▶ **Exercise**
Across the listing below, how many lines contain "钉钉机器人"? Answer with the number and nothing else.

▶ **The data**
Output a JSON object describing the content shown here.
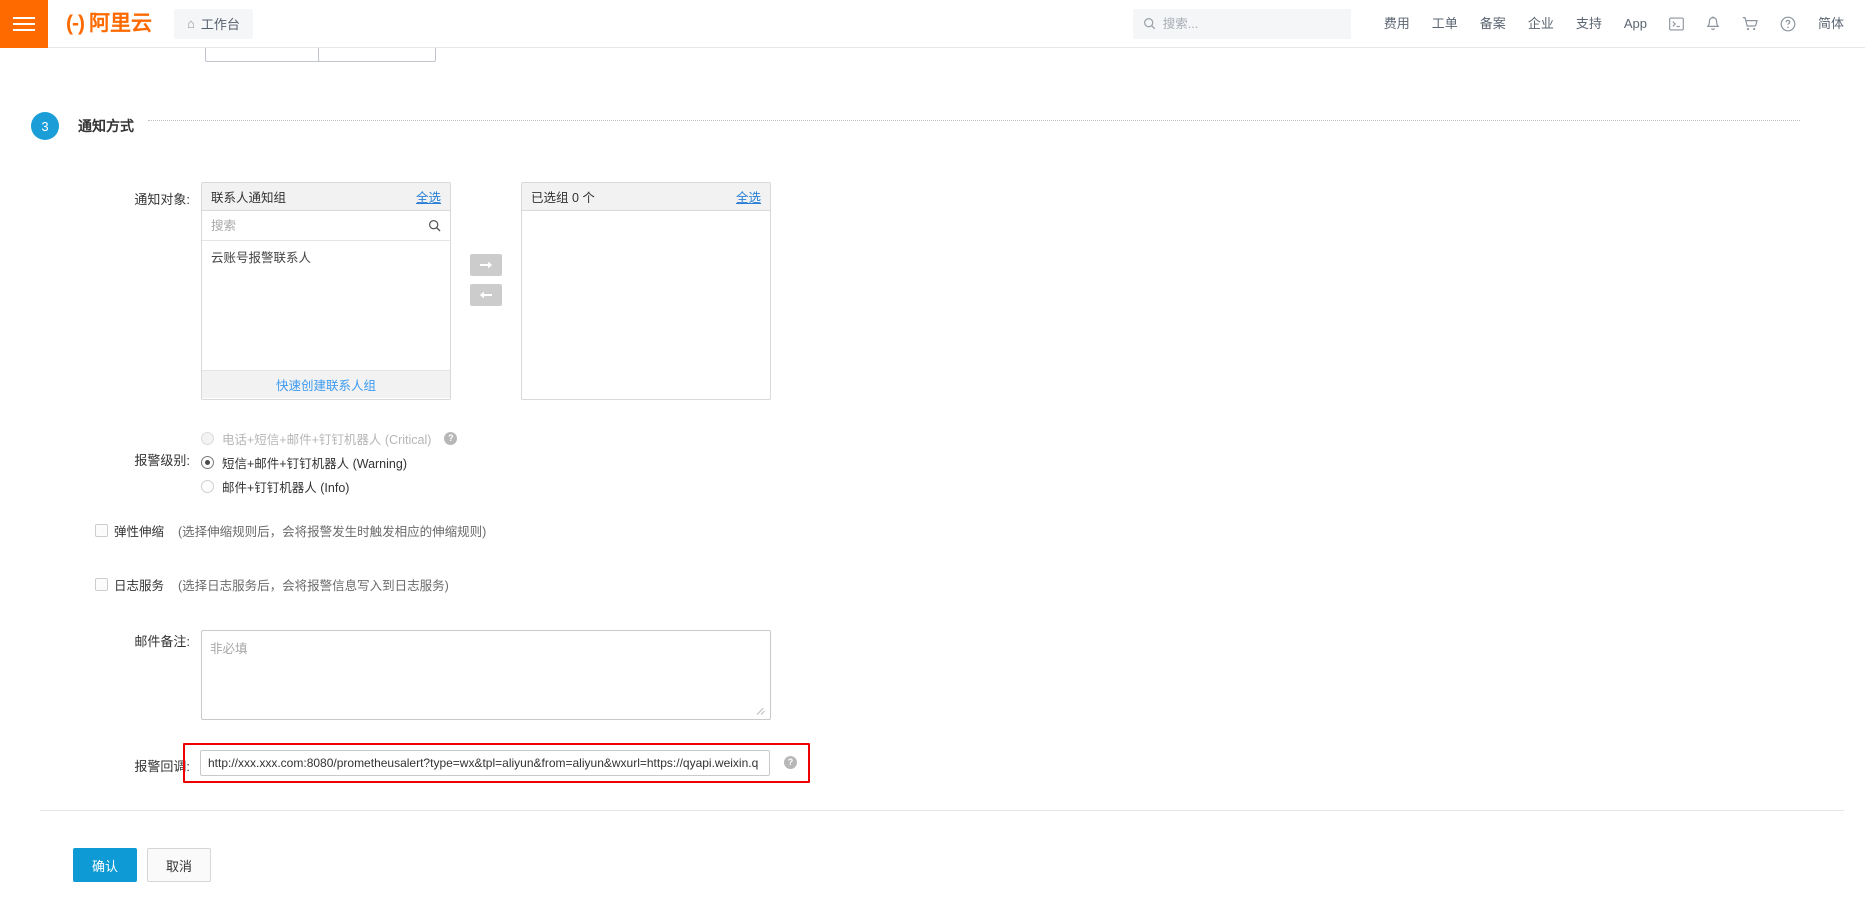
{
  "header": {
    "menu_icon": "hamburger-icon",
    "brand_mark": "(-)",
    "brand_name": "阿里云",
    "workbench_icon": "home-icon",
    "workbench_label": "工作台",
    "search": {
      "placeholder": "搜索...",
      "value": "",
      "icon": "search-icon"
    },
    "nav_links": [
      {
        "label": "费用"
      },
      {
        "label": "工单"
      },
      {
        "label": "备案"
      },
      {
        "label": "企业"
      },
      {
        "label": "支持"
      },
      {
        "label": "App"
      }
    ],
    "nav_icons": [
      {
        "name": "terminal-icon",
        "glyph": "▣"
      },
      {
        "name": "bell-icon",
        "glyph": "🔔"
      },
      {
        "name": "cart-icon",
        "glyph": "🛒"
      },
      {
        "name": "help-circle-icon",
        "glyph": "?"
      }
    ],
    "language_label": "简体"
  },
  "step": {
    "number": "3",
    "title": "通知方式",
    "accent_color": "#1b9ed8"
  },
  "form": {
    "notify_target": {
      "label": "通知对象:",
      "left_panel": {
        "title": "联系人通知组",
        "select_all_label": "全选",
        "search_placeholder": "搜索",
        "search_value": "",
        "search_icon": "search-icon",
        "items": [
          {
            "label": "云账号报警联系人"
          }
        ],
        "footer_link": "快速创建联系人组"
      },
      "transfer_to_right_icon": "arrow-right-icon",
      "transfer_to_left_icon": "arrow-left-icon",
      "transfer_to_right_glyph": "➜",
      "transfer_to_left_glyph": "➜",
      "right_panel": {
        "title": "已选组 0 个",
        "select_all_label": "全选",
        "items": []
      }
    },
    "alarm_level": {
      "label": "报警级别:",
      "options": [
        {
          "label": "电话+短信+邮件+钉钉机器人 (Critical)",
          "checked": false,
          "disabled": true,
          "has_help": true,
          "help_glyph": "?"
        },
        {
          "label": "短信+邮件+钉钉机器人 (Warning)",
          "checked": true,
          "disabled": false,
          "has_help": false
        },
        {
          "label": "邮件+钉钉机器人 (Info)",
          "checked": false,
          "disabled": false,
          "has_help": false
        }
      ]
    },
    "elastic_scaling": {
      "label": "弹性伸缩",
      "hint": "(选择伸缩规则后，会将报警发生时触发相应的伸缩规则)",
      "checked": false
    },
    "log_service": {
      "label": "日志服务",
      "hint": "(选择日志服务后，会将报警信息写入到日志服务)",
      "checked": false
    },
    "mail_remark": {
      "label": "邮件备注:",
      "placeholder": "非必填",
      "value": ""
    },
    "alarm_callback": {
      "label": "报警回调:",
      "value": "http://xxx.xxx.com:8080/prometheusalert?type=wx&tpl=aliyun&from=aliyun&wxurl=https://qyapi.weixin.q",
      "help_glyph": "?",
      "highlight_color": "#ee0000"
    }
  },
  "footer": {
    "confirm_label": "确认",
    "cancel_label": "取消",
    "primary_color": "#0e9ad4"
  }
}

▶ **Exercise answer**
3